[Records drawn from a dataset]

BEGIN

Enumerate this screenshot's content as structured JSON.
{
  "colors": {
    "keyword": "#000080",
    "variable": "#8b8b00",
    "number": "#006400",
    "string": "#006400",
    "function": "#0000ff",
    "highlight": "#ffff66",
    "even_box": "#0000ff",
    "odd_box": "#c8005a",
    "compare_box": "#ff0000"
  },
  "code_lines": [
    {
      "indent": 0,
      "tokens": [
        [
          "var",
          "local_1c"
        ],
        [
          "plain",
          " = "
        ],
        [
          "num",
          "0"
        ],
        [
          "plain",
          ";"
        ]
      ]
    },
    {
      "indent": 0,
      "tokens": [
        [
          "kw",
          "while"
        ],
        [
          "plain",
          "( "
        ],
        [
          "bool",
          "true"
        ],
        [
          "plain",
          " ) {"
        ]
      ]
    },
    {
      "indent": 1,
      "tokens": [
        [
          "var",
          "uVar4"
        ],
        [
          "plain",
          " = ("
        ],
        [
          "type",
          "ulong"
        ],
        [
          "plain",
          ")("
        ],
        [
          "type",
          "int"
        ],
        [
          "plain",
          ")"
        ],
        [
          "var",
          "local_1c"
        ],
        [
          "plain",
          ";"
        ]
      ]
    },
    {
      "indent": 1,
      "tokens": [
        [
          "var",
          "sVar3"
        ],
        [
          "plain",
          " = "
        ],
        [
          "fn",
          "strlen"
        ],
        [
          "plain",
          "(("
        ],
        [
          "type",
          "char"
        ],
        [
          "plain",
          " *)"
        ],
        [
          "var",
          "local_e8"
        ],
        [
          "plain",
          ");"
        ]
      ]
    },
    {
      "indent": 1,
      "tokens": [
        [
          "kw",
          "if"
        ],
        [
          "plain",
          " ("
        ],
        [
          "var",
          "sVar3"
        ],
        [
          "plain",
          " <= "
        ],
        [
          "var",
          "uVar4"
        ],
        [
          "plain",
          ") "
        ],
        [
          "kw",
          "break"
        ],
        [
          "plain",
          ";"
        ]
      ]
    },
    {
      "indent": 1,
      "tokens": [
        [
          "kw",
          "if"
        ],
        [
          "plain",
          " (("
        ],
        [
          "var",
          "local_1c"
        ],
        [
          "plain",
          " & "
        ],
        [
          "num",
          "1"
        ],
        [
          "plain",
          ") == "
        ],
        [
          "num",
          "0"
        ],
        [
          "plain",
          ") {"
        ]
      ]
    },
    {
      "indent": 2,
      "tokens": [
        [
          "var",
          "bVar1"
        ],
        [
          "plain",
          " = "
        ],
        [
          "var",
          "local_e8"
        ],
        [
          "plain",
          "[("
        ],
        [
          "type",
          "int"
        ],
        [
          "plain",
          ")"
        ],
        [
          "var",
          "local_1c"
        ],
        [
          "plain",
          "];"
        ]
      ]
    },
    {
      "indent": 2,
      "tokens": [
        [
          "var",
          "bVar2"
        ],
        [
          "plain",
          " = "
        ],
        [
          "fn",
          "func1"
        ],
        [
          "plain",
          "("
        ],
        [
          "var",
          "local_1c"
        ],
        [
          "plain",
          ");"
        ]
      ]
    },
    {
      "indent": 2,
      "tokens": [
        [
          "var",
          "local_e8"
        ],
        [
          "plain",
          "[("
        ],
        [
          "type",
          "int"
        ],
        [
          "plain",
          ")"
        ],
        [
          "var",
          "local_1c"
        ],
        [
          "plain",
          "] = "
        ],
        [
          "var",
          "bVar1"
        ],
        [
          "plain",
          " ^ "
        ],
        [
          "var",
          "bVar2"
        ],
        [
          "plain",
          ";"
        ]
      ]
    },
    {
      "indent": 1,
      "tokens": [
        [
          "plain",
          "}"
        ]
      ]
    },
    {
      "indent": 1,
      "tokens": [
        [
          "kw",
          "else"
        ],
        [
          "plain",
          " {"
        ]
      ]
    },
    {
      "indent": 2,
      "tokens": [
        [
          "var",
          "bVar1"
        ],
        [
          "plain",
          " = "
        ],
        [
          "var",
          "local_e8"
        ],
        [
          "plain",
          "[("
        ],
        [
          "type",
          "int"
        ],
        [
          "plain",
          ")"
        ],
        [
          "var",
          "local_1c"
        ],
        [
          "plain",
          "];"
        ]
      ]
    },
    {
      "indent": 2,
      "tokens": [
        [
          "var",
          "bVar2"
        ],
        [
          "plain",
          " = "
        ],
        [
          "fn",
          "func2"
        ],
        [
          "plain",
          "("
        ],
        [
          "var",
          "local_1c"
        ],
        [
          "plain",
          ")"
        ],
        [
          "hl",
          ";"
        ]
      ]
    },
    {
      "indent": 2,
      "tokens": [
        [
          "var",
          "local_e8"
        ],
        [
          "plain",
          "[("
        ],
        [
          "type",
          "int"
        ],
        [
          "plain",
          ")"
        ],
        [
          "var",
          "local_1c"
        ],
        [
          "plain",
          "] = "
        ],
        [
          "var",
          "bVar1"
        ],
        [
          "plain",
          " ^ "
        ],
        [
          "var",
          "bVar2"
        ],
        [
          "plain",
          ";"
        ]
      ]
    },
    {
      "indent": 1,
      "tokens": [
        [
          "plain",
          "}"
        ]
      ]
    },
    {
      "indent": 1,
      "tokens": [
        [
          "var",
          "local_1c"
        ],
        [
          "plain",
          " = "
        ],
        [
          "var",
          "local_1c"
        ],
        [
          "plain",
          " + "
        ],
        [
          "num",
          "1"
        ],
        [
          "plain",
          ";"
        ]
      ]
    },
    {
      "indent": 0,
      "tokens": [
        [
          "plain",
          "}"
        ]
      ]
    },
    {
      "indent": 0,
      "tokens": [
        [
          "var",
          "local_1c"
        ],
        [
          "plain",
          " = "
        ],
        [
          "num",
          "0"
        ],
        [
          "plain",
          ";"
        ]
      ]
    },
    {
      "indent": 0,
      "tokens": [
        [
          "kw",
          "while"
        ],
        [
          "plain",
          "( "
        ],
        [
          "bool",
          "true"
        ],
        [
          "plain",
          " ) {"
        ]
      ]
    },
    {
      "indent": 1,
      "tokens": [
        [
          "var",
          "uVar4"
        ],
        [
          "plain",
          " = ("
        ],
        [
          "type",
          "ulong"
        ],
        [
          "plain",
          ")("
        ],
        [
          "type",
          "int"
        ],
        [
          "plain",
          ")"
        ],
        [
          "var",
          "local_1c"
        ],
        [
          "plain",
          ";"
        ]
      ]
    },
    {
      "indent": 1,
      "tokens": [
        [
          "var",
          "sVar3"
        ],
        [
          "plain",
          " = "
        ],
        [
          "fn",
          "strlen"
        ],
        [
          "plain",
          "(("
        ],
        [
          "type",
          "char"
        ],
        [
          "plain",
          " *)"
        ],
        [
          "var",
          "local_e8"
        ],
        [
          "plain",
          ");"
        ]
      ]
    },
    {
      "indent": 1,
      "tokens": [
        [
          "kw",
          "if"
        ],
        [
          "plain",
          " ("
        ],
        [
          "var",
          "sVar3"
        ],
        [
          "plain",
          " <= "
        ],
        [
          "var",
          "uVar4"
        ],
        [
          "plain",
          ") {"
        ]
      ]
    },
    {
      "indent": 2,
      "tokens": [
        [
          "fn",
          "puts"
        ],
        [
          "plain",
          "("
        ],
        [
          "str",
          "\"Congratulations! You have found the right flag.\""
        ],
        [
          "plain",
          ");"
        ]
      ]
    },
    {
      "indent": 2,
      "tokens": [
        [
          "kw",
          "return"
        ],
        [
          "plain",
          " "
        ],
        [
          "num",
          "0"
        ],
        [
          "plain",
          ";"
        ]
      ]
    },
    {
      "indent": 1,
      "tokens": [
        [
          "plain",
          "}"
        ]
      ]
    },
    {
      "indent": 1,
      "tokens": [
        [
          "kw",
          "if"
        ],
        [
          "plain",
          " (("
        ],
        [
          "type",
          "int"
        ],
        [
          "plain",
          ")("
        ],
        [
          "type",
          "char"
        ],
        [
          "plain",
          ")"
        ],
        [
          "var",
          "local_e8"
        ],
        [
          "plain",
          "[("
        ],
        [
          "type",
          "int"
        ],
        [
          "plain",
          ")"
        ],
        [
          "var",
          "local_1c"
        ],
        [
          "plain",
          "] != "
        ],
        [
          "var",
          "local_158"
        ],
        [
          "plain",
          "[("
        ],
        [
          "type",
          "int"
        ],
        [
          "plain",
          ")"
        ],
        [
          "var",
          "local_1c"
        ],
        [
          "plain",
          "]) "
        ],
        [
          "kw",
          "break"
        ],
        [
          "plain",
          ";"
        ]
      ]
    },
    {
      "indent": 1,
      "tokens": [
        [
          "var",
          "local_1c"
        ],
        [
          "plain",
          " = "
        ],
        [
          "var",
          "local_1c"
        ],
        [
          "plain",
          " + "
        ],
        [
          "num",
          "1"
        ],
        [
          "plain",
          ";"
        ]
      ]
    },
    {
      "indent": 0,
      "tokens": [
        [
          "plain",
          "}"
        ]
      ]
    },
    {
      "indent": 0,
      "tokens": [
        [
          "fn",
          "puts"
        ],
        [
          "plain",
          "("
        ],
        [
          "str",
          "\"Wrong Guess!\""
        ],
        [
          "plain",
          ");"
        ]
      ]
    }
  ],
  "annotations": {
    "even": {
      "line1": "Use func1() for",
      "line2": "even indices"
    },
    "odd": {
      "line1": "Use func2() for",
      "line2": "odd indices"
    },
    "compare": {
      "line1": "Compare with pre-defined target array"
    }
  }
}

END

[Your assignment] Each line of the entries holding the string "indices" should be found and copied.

[Final answer]
      "line2": "even indices"
      "line2": "odd indices"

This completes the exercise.